Franklin Square resident Herman Soblick, 92, said he still can see the television and lights, but not much more than that. He can still walk and carry out most other daily living tasks in his Barrymore Boulevard home, but he cannot drive.
Soblick receives financial assistance from the U.S. Department of Veterans Affairs for a home-care worker who comes five days a week for eight hours a day. Without any service, he said, he doesn't know how he would do some chores around the house or make it to his medical appointments.Soblick is one of a number of Franklin Square residents who are benefiting from a type of service that heps him with daily tasks.
"I'm usually gone to appointments for most of my day every week," he said. "I took good care of my health as a young man, and was very active. That's why I'm still able to do so many things. It's just my vision that holds me back." He also gets help with reading the fine print on documents.
Not all seniors are fortunate to have daily assistance, so for those who need it, the Umbrella of the Capital District, connects older adults in need of services with caregivers.
Ron Byrne created The Umbrella of the Capital District in the Albany region 22 years ago. He didn't have plans to expand the business until recently, when his company set up an office in Brooklyn and extended the business into Franklin Square as well.
Two decades ago, Byrne's mother broke her collarbone and femur, and he was unable to assist her because he was living in Chicago at the time. "I wished I were closer to help her," he recalled. "Then I noticed something amazing happened. She had peers to help her around the house. Over the couple of years of her recovery, she always had someone to help her get things done around the house."
For $12 an hour, The Umbrella of the Capital District provides an array of services, from caring for pets to fixing leaky faucets and mowing the lawn.
Lindsay Ullman established the company's Park Slope office and quickly made notice of Franklin Square. "When I looked at the elderly demographics, I noticed that the elderly population in Franklin Square was between 10 to 15 percent above the national average of people aged 65 and above," Ullman said. "Another reason Franklin Square was ideal was because it's a community close enough to the city."
As many as 85 percent of people don't want to leave their homes and move into group-living centers as they age, according to Ulman. Their inability to care for their houses, however, often forces them out.
"The Umbrella of the Capital District is not a franchise," Byrne said. "But Lindsay and her business partner, Sam [Gerstenzang], were so enthusiastic, as their own grandparents participated in the program, and believed in what the service does for seniors, I decided that working with them would be beneficial for all of us."
Franklin Square, Ulman said, appeared to be in need of the services that Byrne's company provides. "There was a desire on both sides for people to do meaningful work and get a little money on the side to help with stuff they know how to do, like experts," she said.
Ullman approached the Town of Hempstead senior center's Elaine Ryan to ask whether the service would succeed in Franklin Square.
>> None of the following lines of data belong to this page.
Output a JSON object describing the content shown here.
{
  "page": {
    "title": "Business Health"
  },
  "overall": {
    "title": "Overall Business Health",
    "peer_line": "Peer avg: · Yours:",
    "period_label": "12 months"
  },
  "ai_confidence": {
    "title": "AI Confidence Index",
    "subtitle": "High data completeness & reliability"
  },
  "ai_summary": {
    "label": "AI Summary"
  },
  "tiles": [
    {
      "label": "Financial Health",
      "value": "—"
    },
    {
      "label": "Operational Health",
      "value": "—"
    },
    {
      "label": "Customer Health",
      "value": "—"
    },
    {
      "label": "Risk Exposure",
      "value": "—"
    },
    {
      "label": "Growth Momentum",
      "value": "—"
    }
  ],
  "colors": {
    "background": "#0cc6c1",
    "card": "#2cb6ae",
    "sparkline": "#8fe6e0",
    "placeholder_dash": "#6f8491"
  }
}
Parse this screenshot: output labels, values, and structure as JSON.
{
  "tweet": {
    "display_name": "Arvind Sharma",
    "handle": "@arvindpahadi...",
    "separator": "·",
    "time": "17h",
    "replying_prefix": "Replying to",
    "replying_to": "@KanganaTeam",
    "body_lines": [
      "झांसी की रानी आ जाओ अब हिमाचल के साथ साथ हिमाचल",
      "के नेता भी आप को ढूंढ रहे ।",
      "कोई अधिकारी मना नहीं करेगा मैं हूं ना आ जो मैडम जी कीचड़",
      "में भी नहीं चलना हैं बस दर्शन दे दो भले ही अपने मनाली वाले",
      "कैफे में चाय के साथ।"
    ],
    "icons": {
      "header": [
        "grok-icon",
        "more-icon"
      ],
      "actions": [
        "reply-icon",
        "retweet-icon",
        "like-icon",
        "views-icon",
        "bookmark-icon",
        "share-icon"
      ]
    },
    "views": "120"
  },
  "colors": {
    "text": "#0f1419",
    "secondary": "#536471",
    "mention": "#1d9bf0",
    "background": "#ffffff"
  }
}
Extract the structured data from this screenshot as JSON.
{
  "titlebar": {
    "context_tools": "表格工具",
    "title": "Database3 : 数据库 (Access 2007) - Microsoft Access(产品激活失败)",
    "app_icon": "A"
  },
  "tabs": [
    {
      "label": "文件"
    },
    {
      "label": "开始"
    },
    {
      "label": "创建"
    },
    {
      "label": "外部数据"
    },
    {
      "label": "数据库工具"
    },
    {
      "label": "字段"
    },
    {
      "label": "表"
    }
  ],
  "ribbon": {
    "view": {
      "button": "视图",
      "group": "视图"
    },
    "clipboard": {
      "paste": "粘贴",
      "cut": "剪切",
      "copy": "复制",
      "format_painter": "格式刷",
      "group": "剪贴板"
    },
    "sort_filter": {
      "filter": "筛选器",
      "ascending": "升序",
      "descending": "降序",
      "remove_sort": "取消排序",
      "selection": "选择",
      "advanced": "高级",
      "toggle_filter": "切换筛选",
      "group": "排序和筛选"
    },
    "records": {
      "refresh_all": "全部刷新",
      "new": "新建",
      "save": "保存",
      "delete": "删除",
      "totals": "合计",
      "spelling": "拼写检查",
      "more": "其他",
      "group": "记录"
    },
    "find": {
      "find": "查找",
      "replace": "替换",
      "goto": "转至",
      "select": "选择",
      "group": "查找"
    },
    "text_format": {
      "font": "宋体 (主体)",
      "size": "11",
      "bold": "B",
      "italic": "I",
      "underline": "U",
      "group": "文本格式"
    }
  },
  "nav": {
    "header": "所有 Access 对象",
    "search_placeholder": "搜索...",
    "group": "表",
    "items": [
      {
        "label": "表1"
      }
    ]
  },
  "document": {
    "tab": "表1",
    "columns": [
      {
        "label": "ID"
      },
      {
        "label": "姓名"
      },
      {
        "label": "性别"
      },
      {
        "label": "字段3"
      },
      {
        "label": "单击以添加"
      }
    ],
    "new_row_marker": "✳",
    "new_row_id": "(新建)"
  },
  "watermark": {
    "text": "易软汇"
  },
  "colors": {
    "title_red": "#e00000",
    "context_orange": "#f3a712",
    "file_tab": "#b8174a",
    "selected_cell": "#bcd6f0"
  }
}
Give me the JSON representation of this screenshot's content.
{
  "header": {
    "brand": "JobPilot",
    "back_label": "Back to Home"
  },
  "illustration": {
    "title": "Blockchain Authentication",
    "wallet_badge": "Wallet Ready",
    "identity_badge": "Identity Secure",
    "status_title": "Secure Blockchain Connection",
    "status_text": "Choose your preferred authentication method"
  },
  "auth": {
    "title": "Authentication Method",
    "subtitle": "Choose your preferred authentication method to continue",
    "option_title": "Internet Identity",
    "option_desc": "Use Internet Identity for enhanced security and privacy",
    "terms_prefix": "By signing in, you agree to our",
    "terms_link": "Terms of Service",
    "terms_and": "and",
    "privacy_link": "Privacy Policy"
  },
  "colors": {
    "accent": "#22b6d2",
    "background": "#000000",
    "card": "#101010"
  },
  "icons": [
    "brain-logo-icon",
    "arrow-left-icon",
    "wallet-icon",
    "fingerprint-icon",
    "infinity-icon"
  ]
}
Ryan said that as a referral system, it could work in the
"I think it's a very necessary service, and our seniors could use it here," Ryan said.
"(Umbrella) is a win-win: seniors have a single trusted place to turn to get things done and qualified seniors can do meaningful work while earning a little extra money," Ullman said.
The Franklin Square service, known simply as Umbrella, will launch within the next month. The only difference from the original program, other than the name, is in service cost. Umbrella will cost $15 per hour for a service., $3 more than the original program. Both programs do background checks on service providers. Call (516) 882-4498 for more information.